Ethical and religious perspectives on war and peace. While most of the discussions have focused political perspectives of the current conflict, there are quite a few ethical and religious perspectives. A BBC website provides excellent overview of the positions including the various types of pacifism and just war. For more detail there is a nice index site on Anabaptist- Mennonite nonresistance, Leon Trotsky's Marxist critique of pacifism, a secular argument for pacifism, a Christian Primer on Just War, an atheist ethical perspective, and a buddhist perspective.
Advice for Conscientious Objectors in the Armed Forces (html version). "A comprehensive, step-by-step guide to applying for conscientious objector status.
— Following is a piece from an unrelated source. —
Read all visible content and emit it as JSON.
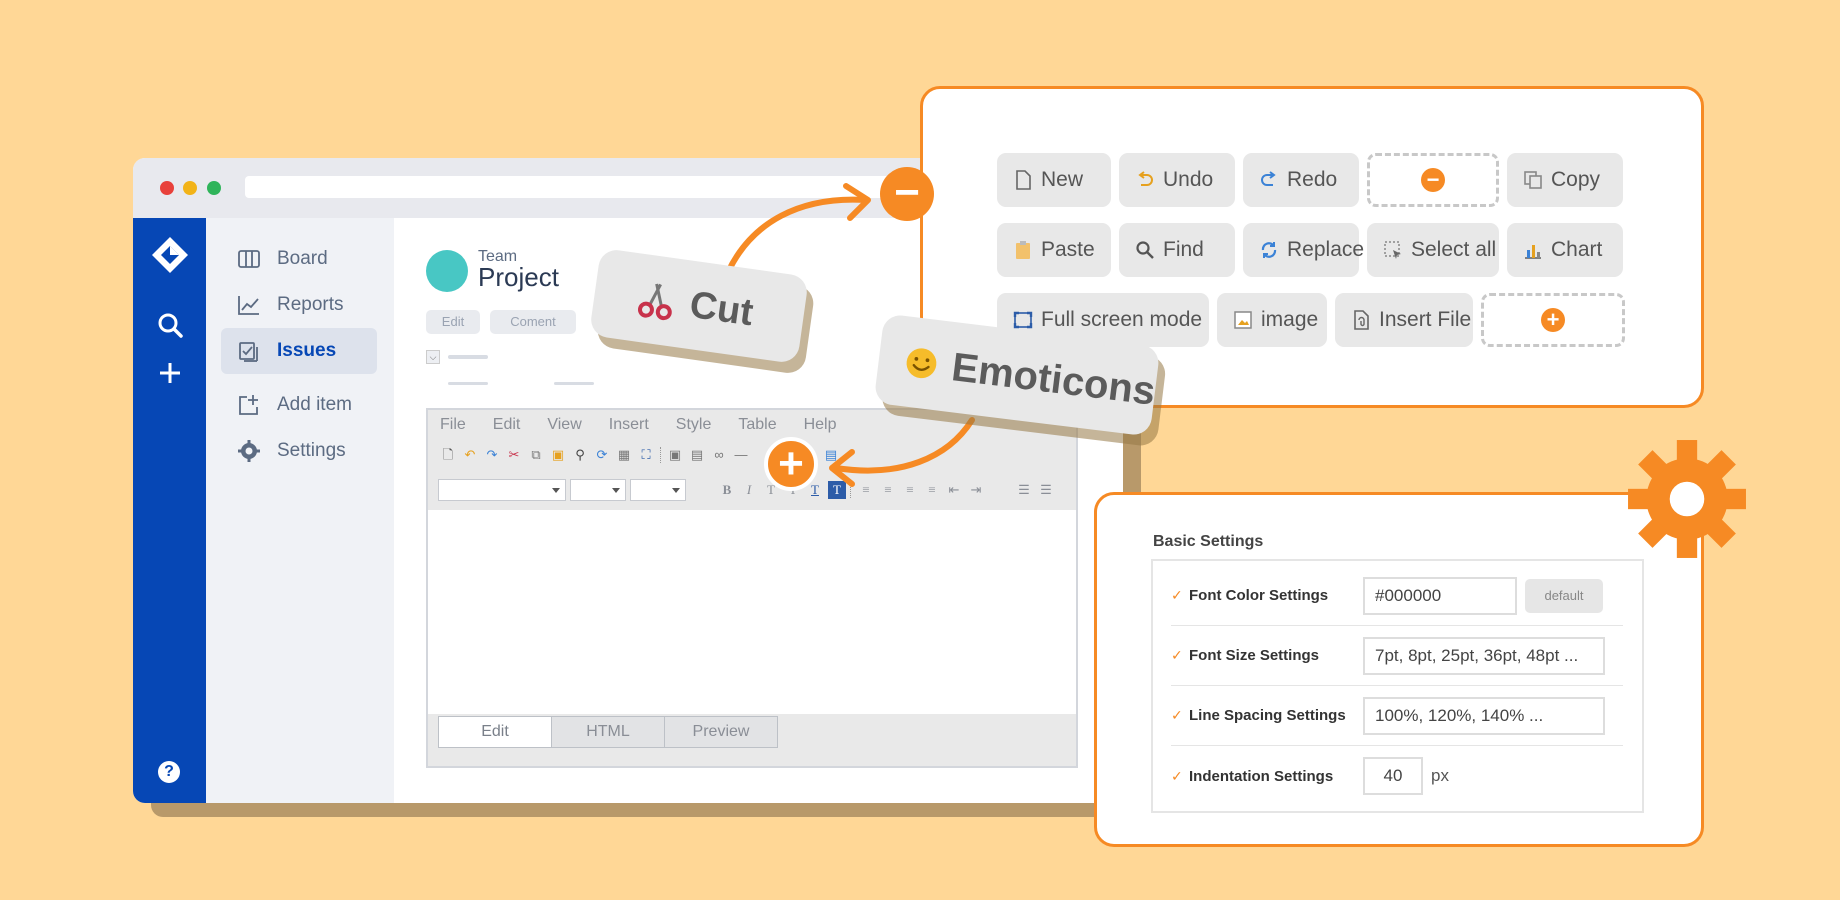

This edition....builds upon a tradition which began in 1970 with the First Edition. Advice has since reached over 40,000 military men and women who had decided that they could no longer in good conscience remain in the military. The 1970 Advice spoke to a generation troubled by the war in Vietnam. This generation of conscientious objectors, too, has seen war--most recently in the Persian Gulf, and before that in Panama. It has experienced the end of the Cold War and the flowering of hopes for peace; and it has watched as those hopes turned to disappointment in the chaotic, dangerous post-Cold War world." The G.I. Rights Hotline has recently reported they "fielded a record number of calls, mostly from military personnel and families seeking advice on conscientious-objector and other discharges."
Show your openmindedness! In our extended discussion of the war, the (un)fairness of war, etc., it's been incredible how many MetaFilter regulars have changed their mind or reconsidered their opinions! (wink, wink) Here's something for those former pacifists. Now we need to find something for all those former hawks. [via Instapundit]
On September 30th, there was a peace protest in Washington D.C. I'm surprised no one else linked to this -- about 50 students from my college attended and joined the crowd of a few thousand. I would have gone, but I'm dubious about the efficacy of public protest despite the fact that I'm an affirmed pacifist. What do you folks think? Will a totally non-military action be an appropriate response? (And is there any possiblity of the US acting in such a way?) Is the loss of a single additional human life in this new war justifiable?